Your answer should be every line from the records that contains "icon".

--- SUPPLIED DATA ---

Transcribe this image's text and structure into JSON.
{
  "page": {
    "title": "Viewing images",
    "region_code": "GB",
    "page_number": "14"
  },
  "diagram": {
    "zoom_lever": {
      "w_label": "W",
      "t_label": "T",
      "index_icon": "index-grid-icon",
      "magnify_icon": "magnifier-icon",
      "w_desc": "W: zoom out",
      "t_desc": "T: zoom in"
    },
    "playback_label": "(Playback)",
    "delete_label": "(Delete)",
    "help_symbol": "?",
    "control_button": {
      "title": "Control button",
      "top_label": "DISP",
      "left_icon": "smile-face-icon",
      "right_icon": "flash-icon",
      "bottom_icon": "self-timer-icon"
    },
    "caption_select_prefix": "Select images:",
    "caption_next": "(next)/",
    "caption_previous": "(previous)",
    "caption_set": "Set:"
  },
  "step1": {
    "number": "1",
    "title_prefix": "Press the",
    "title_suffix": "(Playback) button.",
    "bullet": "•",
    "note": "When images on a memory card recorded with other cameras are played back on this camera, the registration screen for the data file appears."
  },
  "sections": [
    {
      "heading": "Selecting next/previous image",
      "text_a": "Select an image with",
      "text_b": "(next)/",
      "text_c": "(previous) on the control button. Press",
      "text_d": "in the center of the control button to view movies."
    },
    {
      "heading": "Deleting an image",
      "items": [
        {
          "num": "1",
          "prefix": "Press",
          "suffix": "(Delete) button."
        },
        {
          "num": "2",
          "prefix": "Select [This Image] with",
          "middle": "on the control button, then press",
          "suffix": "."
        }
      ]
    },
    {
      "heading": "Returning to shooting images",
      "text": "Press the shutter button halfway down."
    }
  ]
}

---

COMPLETED EXERCISE |
      "index_icon": "index-grid-icon",
      "magnify_icon": "magnifier-icon",
      "left_icon": "smile-face-icon",
      "right_icon": "flash-icon",
      "bottom_icon": "self-timer-icon"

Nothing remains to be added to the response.